"It was then that the report of a pistol was heard in the passage. This seems to have had no effect.
"Then the firer, who was none other than Stelli, threw his gun away, and rushed up the stairs, passing his master as he did so. He immediately returned, knife in hand, and plunged it up to the hilt in the Comte's shoulder.
"Ironically, the Comte had bought this knife decades earlier, in Constantinople, and kept it in his bedroom for self defence. Quickly pulling his deadly weapon out of his victim, he continued through the house.
"Finding his mistress on the doorstep, he attacked her, stabbing her in the left breast. No sooner than he had done so, than the injured Comte appeared before him and evidently stood just outside the house."
Fascinating insights such as the fact Stelli had a gin in the White Hart pub before committing the murder, and then killed himself, can all be found in the well-researched book.

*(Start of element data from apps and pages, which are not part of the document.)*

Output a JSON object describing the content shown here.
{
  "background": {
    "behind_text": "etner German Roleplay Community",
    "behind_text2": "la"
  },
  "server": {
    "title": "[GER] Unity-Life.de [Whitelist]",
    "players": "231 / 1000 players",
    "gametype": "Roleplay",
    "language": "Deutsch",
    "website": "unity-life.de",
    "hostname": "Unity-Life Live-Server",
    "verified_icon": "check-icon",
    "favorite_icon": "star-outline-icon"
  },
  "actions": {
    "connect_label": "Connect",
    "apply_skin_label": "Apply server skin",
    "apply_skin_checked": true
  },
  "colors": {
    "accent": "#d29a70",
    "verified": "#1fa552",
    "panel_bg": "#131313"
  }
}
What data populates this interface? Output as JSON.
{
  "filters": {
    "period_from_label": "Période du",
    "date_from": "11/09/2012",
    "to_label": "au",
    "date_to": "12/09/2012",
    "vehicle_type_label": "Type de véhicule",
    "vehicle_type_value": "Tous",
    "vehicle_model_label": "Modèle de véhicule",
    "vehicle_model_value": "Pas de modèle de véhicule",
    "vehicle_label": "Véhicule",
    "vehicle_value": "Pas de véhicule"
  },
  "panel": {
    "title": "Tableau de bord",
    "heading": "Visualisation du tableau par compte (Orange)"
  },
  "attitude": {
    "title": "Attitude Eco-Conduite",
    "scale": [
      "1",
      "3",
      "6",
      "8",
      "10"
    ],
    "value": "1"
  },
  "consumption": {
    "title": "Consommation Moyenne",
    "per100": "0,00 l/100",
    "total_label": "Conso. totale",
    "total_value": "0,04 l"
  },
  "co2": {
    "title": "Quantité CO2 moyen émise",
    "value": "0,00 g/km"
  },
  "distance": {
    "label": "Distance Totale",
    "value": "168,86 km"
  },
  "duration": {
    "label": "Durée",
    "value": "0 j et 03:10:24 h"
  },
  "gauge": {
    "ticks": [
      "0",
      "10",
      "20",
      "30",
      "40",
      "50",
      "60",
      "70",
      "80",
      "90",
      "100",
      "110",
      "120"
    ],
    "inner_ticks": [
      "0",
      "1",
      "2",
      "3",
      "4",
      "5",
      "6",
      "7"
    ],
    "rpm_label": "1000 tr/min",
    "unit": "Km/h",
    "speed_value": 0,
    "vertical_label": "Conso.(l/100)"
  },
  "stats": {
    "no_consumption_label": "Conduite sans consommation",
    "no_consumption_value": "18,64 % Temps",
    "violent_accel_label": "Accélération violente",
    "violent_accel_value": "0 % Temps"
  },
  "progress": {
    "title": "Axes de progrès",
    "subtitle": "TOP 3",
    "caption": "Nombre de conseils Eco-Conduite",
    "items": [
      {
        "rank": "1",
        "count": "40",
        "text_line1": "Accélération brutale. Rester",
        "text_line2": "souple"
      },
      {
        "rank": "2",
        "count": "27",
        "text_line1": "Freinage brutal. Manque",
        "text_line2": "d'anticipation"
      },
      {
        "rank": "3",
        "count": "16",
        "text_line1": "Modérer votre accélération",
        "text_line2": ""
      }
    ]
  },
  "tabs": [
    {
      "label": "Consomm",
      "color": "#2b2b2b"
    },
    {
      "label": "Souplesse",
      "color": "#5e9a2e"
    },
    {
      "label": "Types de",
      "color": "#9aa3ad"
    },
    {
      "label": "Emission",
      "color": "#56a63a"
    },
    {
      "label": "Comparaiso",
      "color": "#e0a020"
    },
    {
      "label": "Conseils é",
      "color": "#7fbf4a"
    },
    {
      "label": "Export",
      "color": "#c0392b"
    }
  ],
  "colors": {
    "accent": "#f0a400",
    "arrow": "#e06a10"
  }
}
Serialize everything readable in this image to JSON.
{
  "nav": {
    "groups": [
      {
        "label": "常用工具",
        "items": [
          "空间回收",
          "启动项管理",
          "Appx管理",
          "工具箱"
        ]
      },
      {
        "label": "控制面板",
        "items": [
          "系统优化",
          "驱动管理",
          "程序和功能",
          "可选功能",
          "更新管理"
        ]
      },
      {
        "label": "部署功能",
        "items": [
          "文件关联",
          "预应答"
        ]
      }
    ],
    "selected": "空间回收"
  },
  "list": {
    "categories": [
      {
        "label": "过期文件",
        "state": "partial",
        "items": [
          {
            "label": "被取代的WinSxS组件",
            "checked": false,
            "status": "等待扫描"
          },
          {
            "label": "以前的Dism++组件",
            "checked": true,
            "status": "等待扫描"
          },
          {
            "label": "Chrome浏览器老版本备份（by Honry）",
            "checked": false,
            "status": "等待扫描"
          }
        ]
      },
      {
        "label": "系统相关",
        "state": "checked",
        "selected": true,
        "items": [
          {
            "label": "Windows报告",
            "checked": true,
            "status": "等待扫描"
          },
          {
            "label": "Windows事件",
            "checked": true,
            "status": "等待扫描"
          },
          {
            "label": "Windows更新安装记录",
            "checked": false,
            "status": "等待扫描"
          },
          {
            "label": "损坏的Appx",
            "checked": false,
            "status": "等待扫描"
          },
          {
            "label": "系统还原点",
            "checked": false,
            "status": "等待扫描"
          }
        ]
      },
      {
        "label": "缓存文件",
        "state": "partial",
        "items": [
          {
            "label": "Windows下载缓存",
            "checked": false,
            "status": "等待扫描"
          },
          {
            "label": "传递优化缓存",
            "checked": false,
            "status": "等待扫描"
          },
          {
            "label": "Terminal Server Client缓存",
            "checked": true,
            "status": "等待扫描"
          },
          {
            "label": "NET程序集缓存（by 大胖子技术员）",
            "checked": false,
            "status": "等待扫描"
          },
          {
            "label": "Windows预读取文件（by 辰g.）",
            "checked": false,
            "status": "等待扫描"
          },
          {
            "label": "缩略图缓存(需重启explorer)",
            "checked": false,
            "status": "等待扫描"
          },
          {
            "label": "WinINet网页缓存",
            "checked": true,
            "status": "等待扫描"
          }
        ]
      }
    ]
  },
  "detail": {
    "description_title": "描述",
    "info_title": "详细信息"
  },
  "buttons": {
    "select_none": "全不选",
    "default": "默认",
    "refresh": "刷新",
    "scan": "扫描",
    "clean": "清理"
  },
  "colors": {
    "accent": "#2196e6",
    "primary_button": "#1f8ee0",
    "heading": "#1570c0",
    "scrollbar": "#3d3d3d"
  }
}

While the internet proved a limited resource, the National Archives, Kew, and this paper's sister paper, the Surrey Comet, provided a far more comprehensive record of what happened.
This book takes crime historians through stories of malice, perversion and despair in chilling, forensic detail.
Dr Oates has written and lectured on aspects of the history of London, including its criminal past. His books include Foul Deeds and Suspicious Deaths in Lewisham and Deptford and Unsolved Murders in Victorian and Edwardian London.
He is also an authority on the Jacobite rebellions of 1714 and 1745 and recently published Sweet William or The Butcher? The Duke of Cumberland and the '45.